The Maghreb’s political development continues to confound expectations. Few specialists anticipated the start of the Arab Spring. Fewer still thought it would begin in Tunisia, long regarded as one of the region’s most stable and prosperous countries.1 Then, when the demonstrations did break out, most assumed Ben Ali would easily deal with them. Not only had he overcome similar challenges in the past, but he had the support of a large, well-funded and experienced security apparatus. Their shock at his downfall less than a month later was compounded by the simultaneous outbreak of copycat protests elsewhere and Libya’s descent into civil war. Many now issued millennial predictions about what would happen next. Unrest would sweep the region. None of its leaders would be spared. Algeria was especially vulnerable....
Edinburgh Scholarship Online requires a subscription or purchase to access the full text of books within the service. Public users can however freely search the site and view the abstracts and keywords for each book and chapter.
If you think you should have access to this title, please contact your librarian.

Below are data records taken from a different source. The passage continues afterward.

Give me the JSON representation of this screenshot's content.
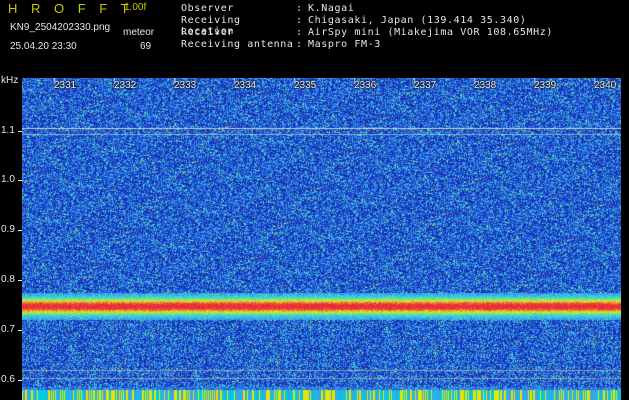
{
  "header": {
    "app_title": "H R O F F T",
    "version": "1.00f",
    "filename": "KN9_2504202330.png",
    "meteor_label": "meteor",
    "meteor_count": "69",
    "datetime": "25.04.20 23:30",
    "info": [
      {
        "key": "Observer",
        "value": "K.Nagai"
      },
      {
        "key": "Receiving Location",
        "value": "Chigasaki, Japan (139.414 35.340)"
      },
      {
        "key": "Receiver",
        "value": "AirSpy mini (Miakejima VOR 108.65MHz)"
      },
      {
        "key": "Receiving antenna",
        "value": "Maspro FM-3"
      }
    ]
  },
  "spectrogram": {
    "y_unit": "kHz",
    "y_ticks": [
      "1.1",
      "1.0",
      "0.9",
      "0.8",
      "0.7",
      "0.6"
    ],
    "x_ticks": [
      "2331",
      "2332",
      "2333",
      "2334",
      "2335",
      "2336",
      "2337",
      "2338",
      "2339",
      "2340"
    ],
    "colors": {
      "background": "#1628a0",
      "noise": "#3c6ee6",
      "meteor_line": "#e6e6e6",
      "band": "#e63c3c",
      "bottom_bar": "#e6e600"
    }
  }
}
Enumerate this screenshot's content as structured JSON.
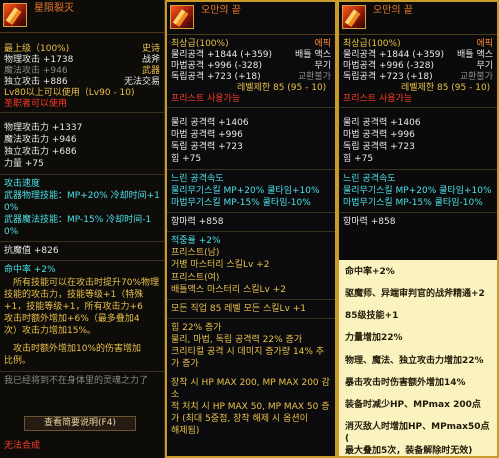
{
  "panel_cn": {
    "title": "星陨裂灭",
    "lines": [
      {
        "l": "最上级（100%)",
        "r": "史诗",
        "c": "gold"
      },
      {
        "l": "物理攻击 +1738",
        "r": "战斧",
        "c": "white"
      },
      {
        "l": "魔法攻击 +946",
        "r": "武器",
        "c": "grey"
      },
      {
        "l": "独立攻击 +886",
        "r": "无法交易",
        "c": "white"
      }
    ],
    "level_req": "Lv80以上可以使用（Lv90 - 10)",
    "limit": "圣职者可以使用",
    "stats": [
      "物理攻击力 +1337",
      "魔法攻击力 +946",
      "独立攻击力 +686",
      "力量 +75"
    ],
    "speed": [
      "攻击速度",
      "武器物理技能：MP+20% 冷却时间+1",
      "0%",
      "武器魔法技能：MP-15% 冷却时间-1",
      "0%"
    ],
    "hp": "抗魔值 +826",
    "crit": "命中率 +2%",
    "desc": [
      "　所有技能可以在攻击时提升70%物理",
      "技能的攻击力，技能等级+1（特殊",
      "+1，技能等级+1，所有攻击力+6",
      "攻击时额外增加+6%（最多叠加4",
      "次）攻击力增加15%。"
    ],
    "desc2": [
      "　攻击时额外增加10%的伤害增加",
      "比例。"
    ],
    "quote": "我已经将到不在身体里的灵魂之力了",
    "button": "查看简要说明(F4)",
    "footer": "无法合成"
  },
  "panel_kr": {
    "title": "오만의 끝",
    "lines": [
      {
        "l": "최상급(100%)",
        "r": "에픽",
        "c": "gold"
      },
      {
        "l": "물리공격 +1844 (+359)",
        "r": "배틀 액스",
        "c": "white"
      },
      {
        "l": "마법공격 +996 (-328)",
        "r": "무기",
        "c": "white"
      },
      {
        "l": "독립공격 +723 (+18)",
        "r": "교환불가",
        "c": "white"
      },
      {
        "l": "레벨제한 85 (95 - 10)",
        "r": "",
        "c": "gold"
      }
    ],
    "usable": "프리스트 사용가능",
    "stats": [
      "물리 공격력 +1406",
      "마법 공격력 +996",
      "독립 공격력 +723",
      "힘 +75"
    ],
    "speed": [
      "느린 공격속도",
      "물리무기스킬 MP+20% 쿨타임+10%",
      "마법무기스킬 MP-15% 쿨타임-10%"
    ],
    "hp": "항마력 +858",
    "crit": "적중률 +2%",
    "class_lines": [
      "프리스트(남)",
      "거병 마스터리 스킬Lv +2",
      "프리스트(여)",
      "배틀액스 마스터리 스킬Lv +2"
    ],
    "all_skill": "모든 직업 85 레벨 모든 스킬Lv +1",
    "bonus": [
      "힘 22% 증가",
      "물리, 마법, 독립 공격력 22% 증가",
      "크리티컬 공격 시 데미지 증가량 14% 추",
      "가 증가"
    ],
    "reduce": [
      "장착 시 HP MAX 200, MP MAX 200 감",
      "소",
      "적 처치 시 HP MAX 50, MP MAX 50 증",
      "가 (최대 5중첩, 장착 해제 시 옵션이",
      "해제됨)"
    ]
  },
  "panel_trans": {
    "title": "오만의 끝",
    "lines": [
      {
        "l": "최상급(100%)",
        "r": "에픽",
        "c": "gold"
      },
      {
        "l": "물리공격 +1844 (+359)",
        "r": "배틀 액스",
        "c": "white"
      },
      {
        "l": "마법공격 +996 (-328)",
        "r": "무기",
        "c": "white"
      },
      {
        "l": "독립공격 +723 (+18)",
        "r": "교환불가",
        "c": "white"
      },
      {
        "l": "레벨제한 85 (95 - 10)",
        "r": "",
        "c": "gold"
      }
    ],
    "usable": "프리스트 사용가능",
    "stats": [
      "물리 공격력 +1406",
      "마법 공격력 +996",
      "독립 공격력 +723",
      "힘 +75"
    ],
    "speed": [
      "느린 공격속도",
      "물리무기스킬 MP+20% 쿨타임+10%",
      "마법무기스킬 MP-15% 쿨타임-10%"
    ],
    "hp": "항마력 +858",
    "notes": [
      "命中率+2%",
      "驱魔师、异端审判官的战斧精通+2",
      "85级技能+1",
      "力量增加22%",
      "物理、魔法、独立攻击力增加22%",
      "暴击攻击时伤害额外增加14%",
      "装备时减少HP、MPmax 200点",
      "消灭敌人时增加HP、MPmax50点(",
      "最大叠加5次，装备解除时无效)"
    ]
  }
}
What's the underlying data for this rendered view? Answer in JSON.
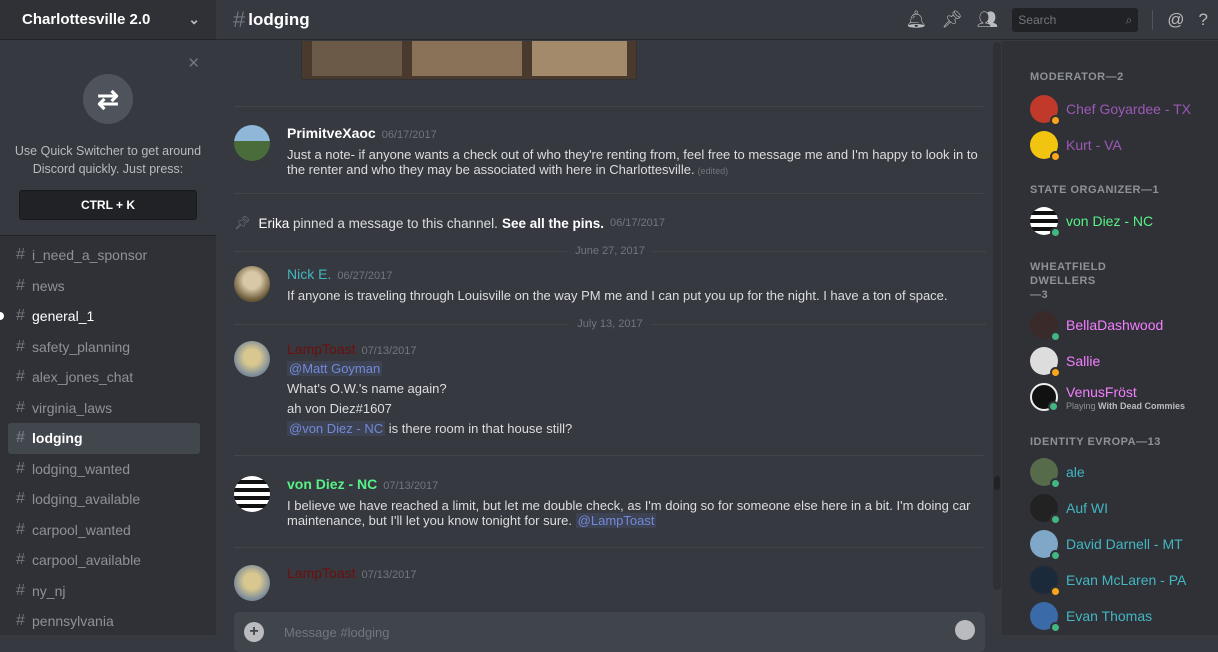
{
  "server": {
    "name": "Charlottesville 2.0"
  },
  "quick_switcher": {
    "text": "Use Quick Switcher to get around Discord quickly. Just press:",
    "shortcut": "CTRL + K"
  },
  "channels": [
    {
      "name": "i_need_a_sponsor"
    },
    {
      "name": "news"
    },
    {
      "name": "general_1",
      "unread": true
    },
    {
      "name": "safety_planning"
    },
    {
      "name": "alex_jones_chat"
    },
    {
      "name": "virginia_laws"
    },
    {
      "name": "lodging",
      "active": true
    },
    {
      "name": "lodging_wanted"
    },
    {
      "name": "lodging_available"
    },
    {
      "name": "carpool_wanted"
    },
    {
      "name": "carpool_available"
    },
    {
      "name": "ny_nj"
    },
    {
      "name": "pennsylvania"
    }
  ],
  "channel": {
    "name": "lodging"
  },
  "search": {
    "placeholder": "Search"
  },
  "messages": [
    {
      "author": "PrimitveXaoc",
      "time": "06/17/2017",
      "color": "#ffffff",
      "text": "Just a note- if anyone wants a check out of who they're renting from, feel free to message me and I'm happy to look in to the renter and who they may be associated with here in Charlottesville.",
      "edited": "(edited)"
    },
    {
      "author": "Nick E.",
      "time": "06/27/2017",
      "color": "#43b6c2",
      "text": "If anyone is traveling through Louisville on the way PM me and I can put you up for the night. I have a ton of space."
    },
    {
      "author": "LampToast",
      "time": "07/13/2017",
      "color": "#6b0f0f",
      "mention1": "@Matt Goyman",
      "l2": "What's O.W.'s name again?",
      "l3": "ah von Diez#1607",
      "mention2": "@von Diez - NC",
      "l4": "is there room in that house still?"
    },
    {
      "author": "von Diez - NC",
      "time": "07/13/2017",
      "color": "#57f287",
      "text": "I believe we have reached a limit, but let me double check, as I'm doing so for someone else here in a bit. I'm doing car maintenance, but I'll let you know tonight for sure.",
      "mention": "@LampToast"
    },
    {
      "author": "LampToast",
      "time": "07/13/2017",
      "color": "#6b0f0f"
    }
  ],
  "system": {
    "user": "Erika",
    "text": "pinned a message to this channel.",
    "link": "See all the pins.",
    "time": "06/17/2017"
  },
  "dates": [
    "June 27, 2017",
    "July 13, 2017"
  ],
  "composer": {
    "placeholder": "Message #lodging"
  },
  "roles": [
    {
      "title": "MODERATOR—2",
      "members": [
        {
          "name": "Chef Goyardee - TX",
          "color": "#9b59b6",
          "status": "#faa61a"
        },
        {
          "name": "Kurt - VA",
          "color": "#9b59b6",
          "status": "#faa61a"
        }
      ]
    },
    {
      "title": "STATE ORGANIZER—1",
      "members": [
        {
          "name": "von Diez - NC",
          "color": "#57f287",
          "status": "#43b581"
        }
      ]
    },
    {
      "title": "WHEATFIELD DWELLERS—3",
      "members": [
        {
          "name": "BellaDashwood",
          "color": "#f47fff",
          "status": "#43b581"
        },
        {
          "name": "Sallie",
          "color": "#f47fff",
          "status": "#faa61a"
        },
        {
          "name": "VenusFröst",
          "color": "#f47fff",
          "status": "#43b581",
          "activity": "Playing",
          "game": "With Dead Commies"
        }
      ]
    },
    {
      "title": "IDENTITY EVROPA—13",
      "members": [
        {
          "name": "ale",
          "color": "#43b6c2",
          "status": "#43b581"
        },
        {
          "name": "Auf WI",
          "color": "#43b6c2",
          "status": "#43b581"
        },
        {
          "name": "David Darnell - MT",
          "color": "#43b6c2",
          "status": "#43b581"
        },
        {
          "name": "Evan McLaren - PA",
          "color": "#43b6c2",
          "status": "#faa61a"
        },
        {
          "name": "Evan Thomas",
          "color": "#43b6c2",
          "status": "#43b581"
        }
      ]
    }
  ]
}
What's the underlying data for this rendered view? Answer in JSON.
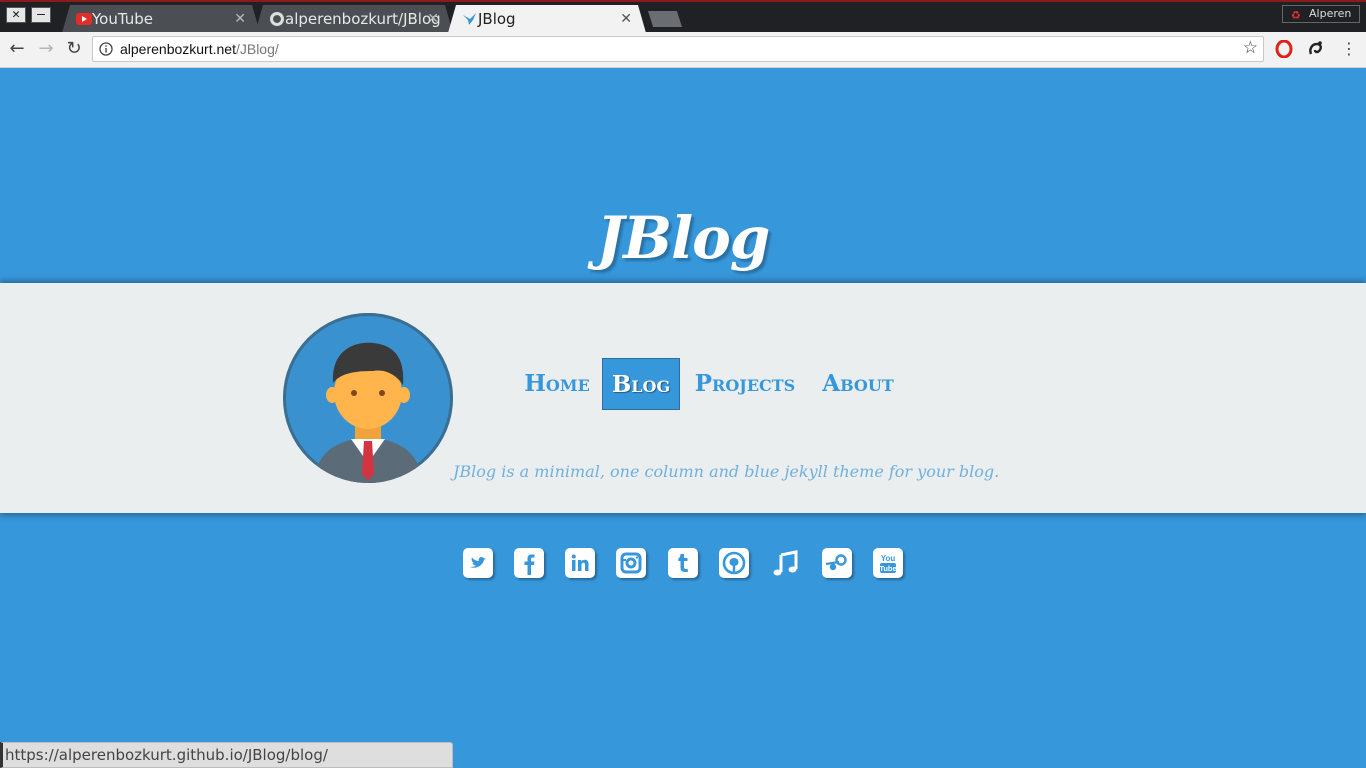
{
  "browser": {
    "tabs": [
      {
        "title": "YouTube",
        "icon": "youtube-icon"
      },
      {
        "title": "alperenbozkurt/JBlog",
        "icon": "github-icon"
      },
      {
        "title": "JBlog",
        "icon": "bird-icon"
      }
    ],
    "profile_name": "Alperen",
    "url_host": "alperenbozkurt.net",
    "url_path": "/JBlog/",
    "status_url": "https://alperenbozkurt.github.io/JBlog/blog/"
  },
  "site": {
    "title": "JBlog",
    "tagline": "JBlog is a minimal, one column and blue jekyll theme for your blog.",
    "nav": [
      {
        "label": "Home",
        "active": false
      },
      {
        "label": "Blog",
        "active": true
      },
      {
        "label": "Projects",
        "active": false
      },
      {
        "label": "About",
        "active": false
      }
    ],
    "social": [
      "twitter-icon",
      "facebook-icon",
      "linkedin-icon",
      "instagram-icon",
      "tumblr-icon",
      "github-icon",
      "music-icon",
      "steam-icon",
      "youtube-icon"
    ]
  },
  "colors": {
    "accent": "#3797db",
    "band": "#ebeeef",
    "tagline": "#6fb0df"
  }
}
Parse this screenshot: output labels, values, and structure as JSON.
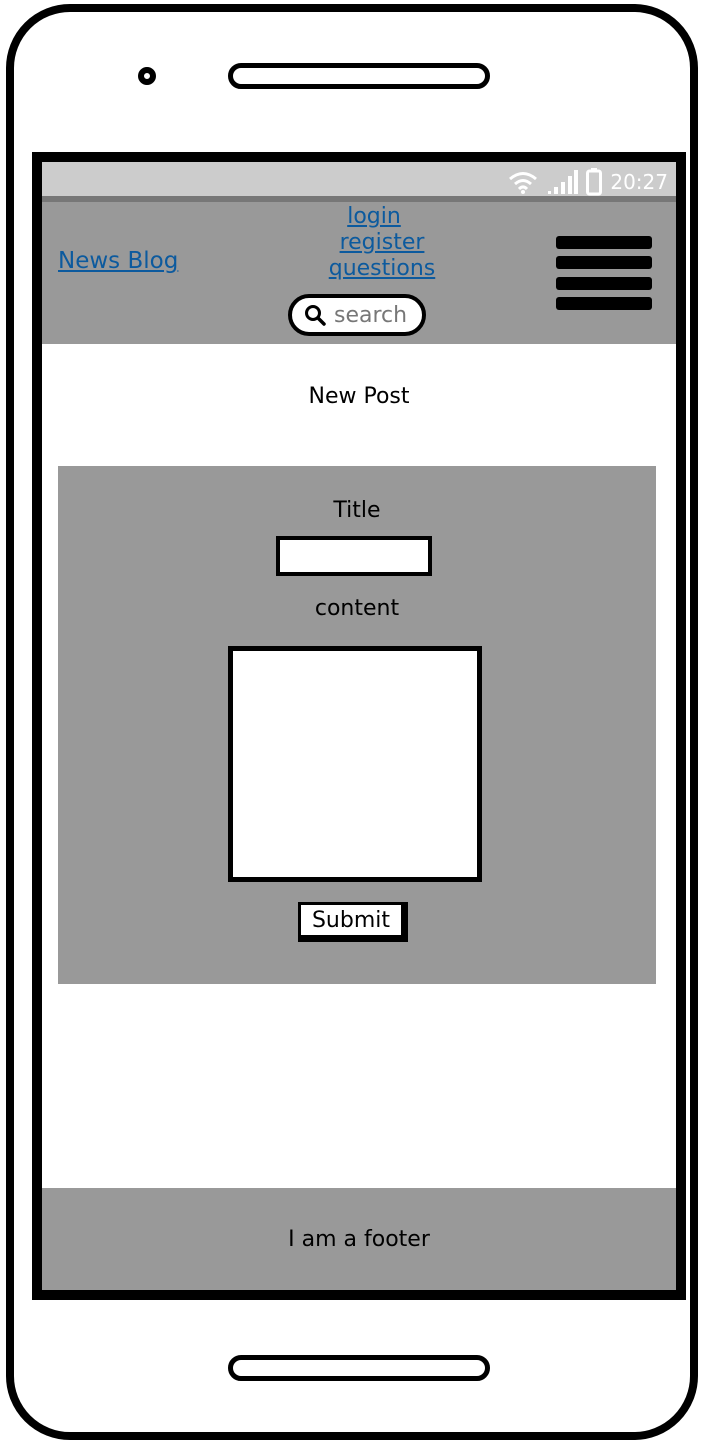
{
  "status_bar": {
    "time": "20:27",
    "icons": [
      "wifi-icon",
      "signal-icon",
      "battery-icon"
    ]
  },
  "header": {
    "brand": "News Blog",
    "nav": {
      "login": "login",
      "register": "register",
      "questions": "questions"
    },
    "search_placeholder": "search",
    "menu_icon": "hamburger-menu-icon"
  },
  "page": {
    "heading": "New Post"
  },
  "form": {
    "title_label": "Title",
    "content_label": "content",
    "submit_label": "Submit"
  },
  "footer": {
    "text": "I am a footer"
  },
  "colors": {
    "link": "#0c5a9e",
    "panel": "#999999",
    "status_bar": "#cccccc"
  }
}
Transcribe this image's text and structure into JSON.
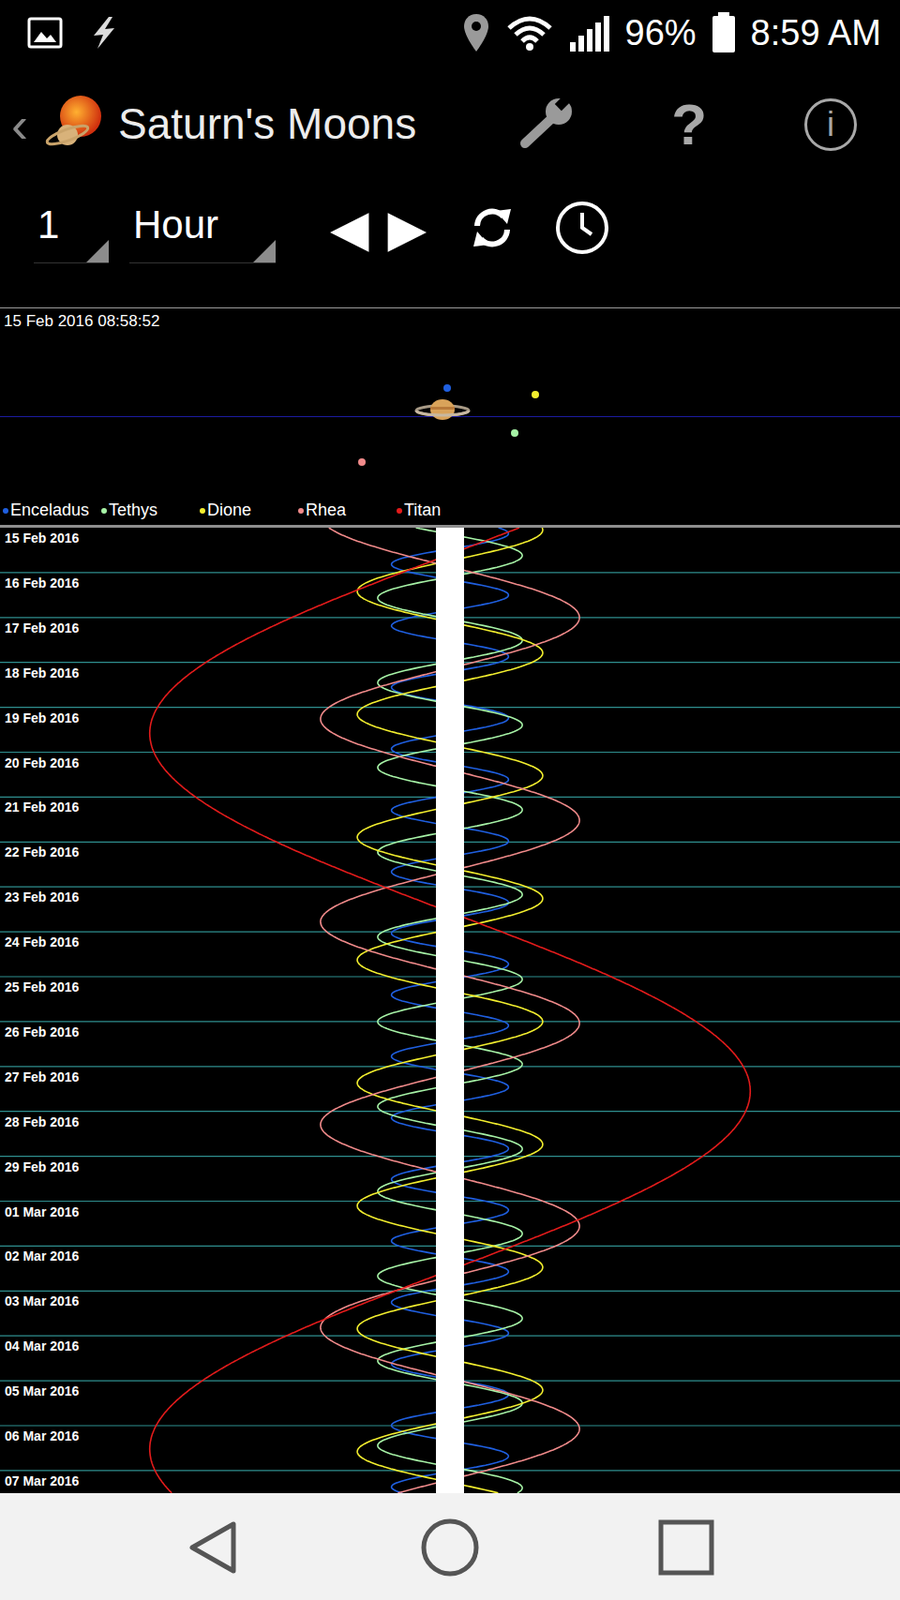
{
  "status_bar": {
    "battery": "96%",
    "time": "8:59 AM"
  },
  "app_bar": {
    "back": "‹",
    "title": "Saturn's Moons",
    "help": "?",
    "info": "i"
  },
  "controls": {
    "step_count": "1",
    "step_unit": "Hour",
    "prev": "◀",
    "next": "▶"
  },
  "sky_view": {
    "timestamp": "15 Feb 2016 08:58:52",
    "moons": [
      {
        "x": 0.34,
        "y": -1.5,
        "color": "#1f5fe0"
      },
      {
        "x": 4.9,
        "y": 1.5,
        "color": "#a6f2a6"
      },
      {
        "x": 6.28,
        "y": -1.1,
        "color": "#f2ee2e"
      },
      {
        "x": -5.45,
        "y": 3.5,
        "color": "#f08a8a"
      }
    ]
  },
  "chart": {
    "rows": [
      "15 Feb 2016",
      "16 Feb 2016",
      "17 Feb 2016",
      "18 Feb 2016",
      "19 Feb 2016",
      "20 Feb 2016",
      "21 Feb 2016",
      "22 Feb 2016",
      "23 Feb 2016",
      "24 Feb 2016",
      "25 Feb 2016",
      "26 Feb 2016",
      "27 Feb 2016",
      "28 Feb 2016",
      "29 Feb 2016",
      "01 Mar 2016",
      "02 Mar 2016",
      "03 Mar 2016",
      "04 Mar 2016",
      "05 Mar 2016",
      "06 Mar 2016",
      "07 Mar 2016"
    ],
    "series": [
      {
        "label": "Enceladus",
        "color": "#1f5fe0",
        "amplitude": 3.95,
        "period_days": 1.37,
        "peak_day": 0.13
      },
      {
        "label": "Tethys",
        "color": "#a6f2a6",
        "amplitude": 4.88,
        "period_days": 1.888,
        "peak_day": 0.62
      },
      {
        "label": "Dione",
        "color": "#f2ee2e",
        "amplitude": 6.26,
        "period_days": 2.737,
        "peak_day": 0.05
      },
      {
        "label": "Rhea",
        "color": "#f08a8a",
        "amplitude": 8.74,
        "period_days": 4.518,
        "peak_day": 2.0
      },
      {
        "label": "Titan",
        "color": "#e31b1b",
        "amplitude": 20.27,
        "period_days": 15.945,
        "peak_day": 12.55
      }
    ]
  }
}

To troubleshoot, please check our FAQs, and if you can't find the answer there, please contact us.